2018 Investigating Ecosystems Through Fieldwork Syllabus and Resources
This institute focused on teaching the methodologies of fieldwork to primarily middle and high school teachers. Educators then used these techniques to examine and come to understand two distinct ecosystems. An important goal of the institute was to highlight simple procedures to collect data over time, and find ways to consolidate this information into a culminating presentation.
Specific goals were as follows:
- Introduce teachers to fieldwork techniques that will enable them to investigate and understand two ecosystems – NE forest (Central Woods) and meadow/flood plain (Kent Field).
- Understand the term “ecosystem” and explore both biotic and abiotic factors that are at play in such systems. This includes nutrient cycling, carbon sequestration, and water availability.
- Identify plants and animals that interact in each of these ecosystems and learn more about some of these specimens and how they relate to the ecosystem.
- Learn about plant growth with respect to photosynthesis, respiration, and use of abiotic components.
- Matter and Energy in Organisms and Ecosystems: How do organisms obtain and use energy they need to live and grow? How do matter and energy move through ecosystems?
- Interdependent Relationships in Ecosystems: How do organisms interact with the living and non-living environment to obtain matter and energy?
- Structure and Function: How do the structures of organisms enable life’s functions?
Teachers spent each day learning from guest speakers and then going to self-designated study plots to practice fieldwork techniques, sometimes alongside the guest speakers. Working in teams of three or four, teachers collaborated when collecting data and helped each other identify plants and animals within their study plots.
Day 1: Fieldwork Techniques
Catherine Chamberlain, Arnold Arboretum Fellow, gave an introductory talk describing commonly used techniques for surveying plant or animal life in the field. Teachers learned how to set up transect lines, how to determine the size and location of plots, and how to obtain data from them. Teachers created Berlese funnels in the classroom, and set up pitfall traps in their plots.
Day 2: Abiotic Components of an Ecosystem
Dr. Pamela Templer, biology professor at Boston University, shared her talk “Role of Forest Ecosystems in Carbon Sequestration and Climate.” Templer is particularly interested in the relationship between abiotic components and carbon uptake by trees. In the field, Templer helped institute participants use DBH tape to measure tree diameter at breast height, use allometric equations to convert DBH to total biomass and then convert biomass into total carbon uptake in an effort to quantify how much carbon is being sequestered by the trees in their study plots. She also shared her own lab’s study plot in the Central Woods, describing each instrument and its purpose.
- Role of Forest Ecosystems in Carbon Sequestration and Climate [pdf]
- Mapping Carbon Flows [pdf]
- Moisture Makers [pdf]
- Measuring Trees [pdf]
- Calculating stored carbon lab
- Field Notes [pdf]
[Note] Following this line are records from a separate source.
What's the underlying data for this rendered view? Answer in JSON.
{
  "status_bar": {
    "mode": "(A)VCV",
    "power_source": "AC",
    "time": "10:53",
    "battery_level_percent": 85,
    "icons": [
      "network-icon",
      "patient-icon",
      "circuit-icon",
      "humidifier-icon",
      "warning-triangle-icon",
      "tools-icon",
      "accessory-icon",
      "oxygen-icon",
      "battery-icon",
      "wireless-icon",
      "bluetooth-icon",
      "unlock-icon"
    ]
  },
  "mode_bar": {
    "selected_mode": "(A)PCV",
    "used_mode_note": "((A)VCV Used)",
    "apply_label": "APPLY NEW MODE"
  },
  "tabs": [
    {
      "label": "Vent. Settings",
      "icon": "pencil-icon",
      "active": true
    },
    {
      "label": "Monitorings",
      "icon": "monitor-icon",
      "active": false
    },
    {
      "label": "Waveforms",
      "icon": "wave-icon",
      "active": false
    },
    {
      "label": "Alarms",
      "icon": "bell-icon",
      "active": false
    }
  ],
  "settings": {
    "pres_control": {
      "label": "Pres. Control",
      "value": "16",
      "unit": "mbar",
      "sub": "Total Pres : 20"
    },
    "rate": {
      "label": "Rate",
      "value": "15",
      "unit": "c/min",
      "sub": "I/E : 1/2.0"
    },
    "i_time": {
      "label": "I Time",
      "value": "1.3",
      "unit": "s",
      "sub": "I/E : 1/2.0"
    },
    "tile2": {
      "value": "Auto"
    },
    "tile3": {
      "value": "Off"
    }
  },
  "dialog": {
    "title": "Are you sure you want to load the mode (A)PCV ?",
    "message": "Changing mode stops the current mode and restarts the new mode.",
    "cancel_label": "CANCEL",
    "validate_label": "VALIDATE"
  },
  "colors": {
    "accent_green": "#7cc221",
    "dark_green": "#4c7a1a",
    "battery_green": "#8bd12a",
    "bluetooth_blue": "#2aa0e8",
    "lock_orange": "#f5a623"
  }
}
Day 3: Plant ID
Irina Kadis, Arnold Arboretum curatorial assistant, and Brendan Keegan, Arboretum Gardener, were available for a walk and talk in the field. They helped teachers identify specific plants within their plots, and learn more about individual specimens and their relationships within ecosystems. Teachers used plant identification charts specifically created for this Institute to begin the process of determining the vegetation that was most common in each plot.
Day 4: Photosynthesis and Respiration
Marjorie Lundgren, a Visiting Fellow and Postdoctoral Associate at MIT, shared her area of expertise in plant growth as it relates to photosynthesis, respiration and water uptake. Her lecture deepened teacher’s understanding of different strategies used by plants for photosynthesis that came about through evolution as a response to environmental conditions. The final afternoon was dedicated to consolidating learned information in the form of documentation boards, and giving presentations about aspects of fieldwork that were most impactful for the teams.